PROBLEM TO WORK ON: Type out the full set of entries again, unchanged.

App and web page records
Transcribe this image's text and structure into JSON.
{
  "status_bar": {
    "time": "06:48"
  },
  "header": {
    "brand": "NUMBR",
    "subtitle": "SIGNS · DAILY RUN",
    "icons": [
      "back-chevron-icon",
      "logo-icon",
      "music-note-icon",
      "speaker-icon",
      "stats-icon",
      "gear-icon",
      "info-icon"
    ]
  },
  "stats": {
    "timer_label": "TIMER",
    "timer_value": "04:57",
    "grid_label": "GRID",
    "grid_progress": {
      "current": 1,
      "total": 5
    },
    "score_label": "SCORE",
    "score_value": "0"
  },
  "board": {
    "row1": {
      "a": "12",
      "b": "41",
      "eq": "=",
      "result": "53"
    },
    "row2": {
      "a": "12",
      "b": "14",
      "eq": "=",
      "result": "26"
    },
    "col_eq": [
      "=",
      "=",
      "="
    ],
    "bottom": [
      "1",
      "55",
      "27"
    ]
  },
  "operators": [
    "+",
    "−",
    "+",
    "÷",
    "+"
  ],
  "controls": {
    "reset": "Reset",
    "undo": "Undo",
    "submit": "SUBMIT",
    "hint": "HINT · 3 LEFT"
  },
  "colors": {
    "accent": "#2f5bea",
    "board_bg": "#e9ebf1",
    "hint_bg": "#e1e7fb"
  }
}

REPLY TO THE TASK:
Transcribe this image's text and structure into JSON.
{
  "status_bar": {
    "time": "06:48"
  },
  "header": {
    "brand": "NUMBR",
    "subtitle": "SIGNS · DAILY RUN",
    "icons": [
      "back-chevron-icon",
      "logo-icon",
      "music-note-icon",
      "speaker-icon",
      "stats-icon",
      "gear-icon",
      "info-icon"
    ]
  },
  "stats": {
    "timer_label": "TIMER",
    "timer_value": "04:57",
    "grid_label": "GRID",
    "grid_progress": {
      "current": 1,
      "total": 5
    },
    "score_label": "SCORE",
    "score_value": "0"
  },
  "board": {
    "row1": {
      "a": "12",
      "b": "41",
      "eq": "=",
      "result": "53"
    },
    "row2": {
      "a": "12",
      "b": "14",
      "eq": "=",
      "result": "26"
    },
    "col_eq": [
      "=",
      "=",
      "="
    ],
    "bottom": [
      "1",
      "55",
      "27"
    ]
  },
  "operators": [
    "+",
    "−",
    "+",
    "÷",
    "+"
  ],
  "controls": {
    "reset": "Reset",
    "undo": "Undo",
    "submit": "SUBMIT",
    "hint": "HINT · 3 LEFT"
  },
  "colors": {
    "accent": "#2f5bea",
    "board_bg": "#e9ebf1",
    "hint_bg": "#e1e7fb"
  }
}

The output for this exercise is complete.